A spectacular celebration of one the world''s most
Travel agents everywhere are preparing for "the Darwin Effect,"
a boom in travel to Ecuador in 2009 for the 50th anniversary of the
creation of Galapagos National Park and the International Charles
Darwin Foundation. This lavishly illustrated book is the official
publication for these historic events.
This year also marks two other important milestones: the 150th
anniversary of the publication of Charles Darwin''s On the
Origin of Species and the 200th anniversary of his birth.
In 2007, growing pressure on the natural habitat prompted UNESCO

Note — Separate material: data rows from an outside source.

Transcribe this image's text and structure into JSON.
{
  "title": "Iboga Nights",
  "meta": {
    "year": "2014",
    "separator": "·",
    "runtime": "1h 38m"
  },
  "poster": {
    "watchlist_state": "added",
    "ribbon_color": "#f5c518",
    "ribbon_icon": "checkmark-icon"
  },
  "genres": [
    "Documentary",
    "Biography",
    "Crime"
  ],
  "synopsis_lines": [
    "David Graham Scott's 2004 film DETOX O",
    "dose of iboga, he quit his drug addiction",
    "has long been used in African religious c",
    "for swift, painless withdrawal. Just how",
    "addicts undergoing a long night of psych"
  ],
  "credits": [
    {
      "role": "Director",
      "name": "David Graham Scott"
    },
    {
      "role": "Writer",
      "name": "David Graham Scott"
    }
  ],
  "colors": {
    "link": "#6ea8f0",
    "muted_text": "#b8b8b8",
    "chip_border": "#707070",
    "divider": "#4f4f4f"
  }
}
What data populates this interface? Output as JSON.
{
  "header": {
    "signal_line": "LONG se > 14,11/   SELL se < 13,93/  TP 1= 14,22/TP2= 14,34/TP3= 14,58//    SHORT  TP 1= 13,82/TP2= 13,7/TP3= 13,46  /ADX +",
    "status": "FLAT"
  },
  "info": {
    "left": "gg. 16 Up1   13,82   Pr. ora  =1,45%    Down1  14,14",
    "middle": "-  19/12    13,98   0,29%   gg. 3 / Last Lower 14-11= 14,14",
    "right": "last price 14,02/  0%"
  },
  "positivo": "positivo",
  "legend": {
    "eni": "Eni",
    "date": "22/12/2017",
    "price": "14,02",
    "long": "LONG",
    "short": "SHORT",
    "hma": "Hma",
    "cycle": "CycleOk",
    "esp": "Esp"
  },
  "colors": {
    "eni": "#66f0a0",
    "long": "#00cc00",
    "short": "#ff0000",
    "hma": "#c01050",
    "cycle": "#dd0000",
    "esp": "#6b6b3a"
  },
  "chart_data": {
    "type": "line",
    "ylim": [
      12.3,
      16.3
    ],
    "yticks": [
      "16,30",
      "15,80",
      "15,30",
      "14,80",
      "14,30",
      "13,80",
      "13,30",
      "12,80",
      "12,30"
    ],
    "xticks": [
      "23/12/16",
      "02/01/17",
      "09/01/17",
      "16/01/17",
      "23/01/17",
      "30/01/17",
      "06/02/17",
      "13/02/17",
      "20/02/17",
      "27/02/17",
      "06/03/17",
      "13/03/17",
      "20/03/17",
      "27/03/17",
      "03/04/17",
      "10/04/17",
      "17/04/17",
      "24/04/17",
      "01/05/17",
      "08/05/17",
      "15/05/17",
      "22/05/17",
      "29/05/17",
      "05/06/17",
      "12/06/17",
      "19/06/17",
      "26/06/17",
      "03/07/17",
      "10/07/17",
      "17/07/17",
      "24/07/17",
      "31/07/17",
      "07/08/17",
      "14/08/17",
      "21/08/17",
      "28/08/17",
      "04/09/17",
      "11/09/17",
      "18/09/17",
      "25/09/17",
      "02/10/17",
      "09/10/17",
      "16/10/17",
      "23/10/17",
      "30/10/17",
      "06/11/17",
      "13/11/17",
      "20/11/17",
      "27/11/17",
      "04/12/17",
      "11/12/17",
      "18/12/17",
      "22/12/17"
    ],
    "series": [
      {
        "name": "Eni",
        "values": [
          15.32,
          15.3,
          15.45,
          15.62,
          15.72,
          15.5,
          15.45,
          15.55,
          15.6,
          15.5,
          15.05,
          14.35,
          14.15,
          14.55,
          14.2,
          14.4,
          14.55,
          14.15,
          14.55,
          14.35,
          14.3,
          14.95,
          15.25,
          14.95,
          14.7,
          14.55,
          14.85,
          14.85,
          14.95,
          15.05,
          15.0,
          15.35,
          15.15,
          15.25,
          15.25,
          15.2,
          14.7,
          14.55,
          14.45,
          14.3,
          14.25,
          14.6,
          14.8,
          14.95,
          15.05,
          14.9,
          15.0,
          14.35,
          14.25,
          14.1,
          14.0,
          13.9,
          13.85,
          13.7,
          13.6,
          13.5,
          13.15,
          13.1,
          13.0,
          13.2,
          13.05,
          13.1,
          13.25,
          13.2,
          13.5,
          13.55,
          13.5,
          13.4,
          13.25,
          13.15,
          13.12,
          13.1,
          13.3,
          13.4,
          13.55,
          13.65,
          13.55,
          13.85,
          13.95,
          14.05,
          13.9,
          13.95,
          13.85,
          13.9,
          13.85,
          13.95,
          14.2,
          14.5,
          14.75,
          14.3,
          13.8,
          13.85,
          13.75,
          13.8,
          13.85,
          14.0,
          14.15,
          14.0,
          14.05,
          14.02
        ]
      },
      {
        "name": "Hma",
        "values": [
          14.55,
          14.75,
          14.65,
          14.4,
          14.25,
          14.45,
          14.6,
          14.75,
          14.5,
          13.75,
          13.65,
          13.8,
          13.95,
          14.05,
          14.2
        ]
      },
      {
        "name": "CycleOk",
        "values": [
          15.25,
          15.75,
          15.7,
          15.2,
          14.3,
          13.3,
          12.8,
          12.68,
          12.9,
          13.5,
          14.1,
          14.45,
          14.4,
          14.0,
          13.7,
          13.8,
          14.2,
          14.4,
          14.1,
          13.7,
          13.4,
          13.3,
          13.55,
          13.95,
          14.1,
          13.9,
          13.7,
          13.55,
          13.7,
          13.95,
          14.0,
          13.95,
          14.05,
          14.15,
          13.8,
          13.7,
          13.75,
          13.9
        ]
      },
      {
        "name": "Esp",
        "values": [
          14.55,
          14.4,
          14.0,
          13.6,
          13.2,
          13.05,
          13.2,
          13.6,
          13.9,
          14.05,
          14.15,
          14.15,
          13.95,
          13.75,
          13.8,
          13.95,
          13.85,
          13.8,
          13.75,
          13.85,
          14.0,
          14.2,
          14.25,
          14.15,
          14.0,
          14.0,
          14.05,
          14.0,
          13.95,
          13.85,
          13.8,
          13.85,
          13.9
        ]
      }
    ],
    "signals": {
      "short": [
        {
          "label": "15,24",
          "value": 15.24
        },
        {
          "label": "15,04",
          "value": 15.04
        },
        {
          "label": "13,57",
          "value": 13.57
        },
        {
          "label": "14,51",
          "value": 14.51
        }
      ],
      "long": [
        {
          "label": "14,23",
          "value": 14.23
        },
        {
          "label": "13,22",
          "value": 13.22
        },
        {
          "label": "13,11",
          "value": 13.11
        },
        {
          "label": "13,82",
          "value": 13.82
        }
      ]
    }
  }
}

to put Galapagos on the List of World Heritage in Danger.
Galapagos includes insightful essays and
fascinating stories by 30 of the world''s leading Galapagos
researchers, who describe the challenges and successes of
conservation efforts, past and present. Tui de Roy''s images
vividly show the seemingly alien beauty of the Galapagos landscape
This handsome book is an important resource for naturalists,
botanists, photographers, researchers, students and all who want a
permanent record of Darwin''s spectacular discovery.
The 28 chapters include:
- Islands on the Move: Significance of Hotspot Volcanoes
- Paleoclimate and the Future: A Knife-edge Balance
- Biodiversity Analysis: How Close to the Brink?
- Sunflower Trees and Giant Cacti: Vegetation Changes Over
- Inshore Fishes: The Case of the Missing Damsel
- Shark Migrations: Discovering the Golden Triangle
- Marine Iguanas: Their Boom and Bust Adaptations
- Darwin''s Finches: Investigating Evolution in Action
- The Waved Albatross: The Family Affairs of a Critically
- Penguins on the Equator: Hanging on by a Thread
- Sea Lions and Fur Seals: Cold Water Species on the Equator
- Reign on the Giant Tortoises: Repopulating Ancestral
- Saving "Lost" Plants: Finding and Nurturing the Survivors
- Reflections on Dangers and Solutions: "Noe Reall Islands," But
Tui de Roy is a naturalist, an expert on
Galapagos and the world''s preeminent Galapagos photographer. She
is the author and photographer of New Zealand, The Andes
and Albatross. She lives in New Zealand.
Sarah Darwin is a botanist and descendant of
Charles Darwin. She lives in the United Kingdom.
Contributing writers include: Dennis Geist,
volcanologist, University of Idaho; Julian Sachs,
paleoclimatologist, University of Washington; Conley K. McMullen,
botanist, James Madison University, Virginia; Jack S. Grove,
naturalist and research associate, Section of Ichthyology, Natural
History Museum of Los Angeles County; Alex Hearn, adjunct marine
biologist, University of California- Davis; Martin Wikelski and
Michael Romero, physiological ecologists, Max Planck Institute,
Germany, and Tufts University, Massachusetts; Peter and Rosemary
Grant, evolutionary biologists, Princeton University, New Jersey;
Patricia Parker, disease ecologist, WildCare institute, Saint Louis
Zoo, Missouri; David Anderson, evolutionary biologist, Wake Forest
University, North Carolina; Kathryn Huyvaert, ecologist, Colorado
State University; Karl Campbell, Island Conservation, California;
Godfrey Merlen, naturalist and independent researcher, WildAid,
Tui De Roy, editor and principal photographer ; Foreword by
A spectacular celebration of one of the world's most important domains.